An article in the Wall Street Journal caught my eye. It spoke of the importance of customer service. The cost of acquiring and keeping a customer is high. In addition, while satisfied customers may not say much about their experiences, unsatisfied customers will often tell others, costing those who fail to satisfy not just good will, but money.
Luxury and mid-price department stores increasingly see customer service as their main attraction and the best way to draw in shoppers from discount stores and online sellers. “We spend a lot of time, money and energy attracting new customers,” says Richard Baker, chief executive of Hudson Bay Co. , owner of Saks Fifth Avenue and Lord & Taylor. “The last thing we want to do is, after all that work, lose a customer over a bad experience.”

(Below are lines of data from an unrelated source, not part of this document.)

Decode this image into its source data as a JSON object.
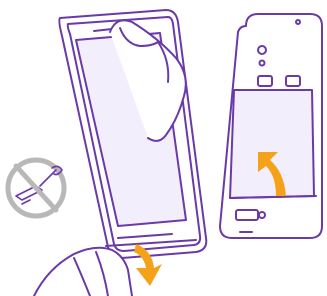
{
  "figure": {
    "colors": {
      "outline": "#6a3aa8",
      "screen_fill": "#f3eefb",
      "arrow": "#f5a21b",
      "prohibition": "#b8b8b8",
      "background": "#ffffff"
    },
    "icons": {
      "phone_front": "phone-front-icon",
      "phone_back": "phone-back-icon",
      "hand_top": "hand-icon",
      "hand_bottom": "hand-icon",
      "cover_lift_arrow": "curved-arrow-icon",
      "cover_remove_arrow": "curved-arrow-icon",
      "no_sharp_tool": "no-tool-icon"
    }
  }
}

A good retailer, will go to great lengths to keep their customers happy. I have found that the best way to get a company to correct a problem is to raise an issue in a positive way. People react negatively to being yelled at or abused. My approach has been to begin with a compliment. For example, if I have been a satisfied customer, I will begin by saying that I have been happy in the past, even complimenting the retailer for their products or service. I then explain what the problem is. I have found that this always produces positive results.
One other tip. I often aim my complaint in a letter to the president of the company rather than people in the complaint department. The president may send it to whoever is responsible for fixing the problem, but it’s usually done with instructions to make it right. That gets the attention of the lower level “flack catchers.”
Arie J. Korving, a CERTIFIED FINANCIAL PLANNER™ professional, has been delivering customized wealth management solutions to his clients for more than three decades. Prior to co-founding Korving & Company, he was First Vice President with UBS Wealth Management and held management positions with General Electric.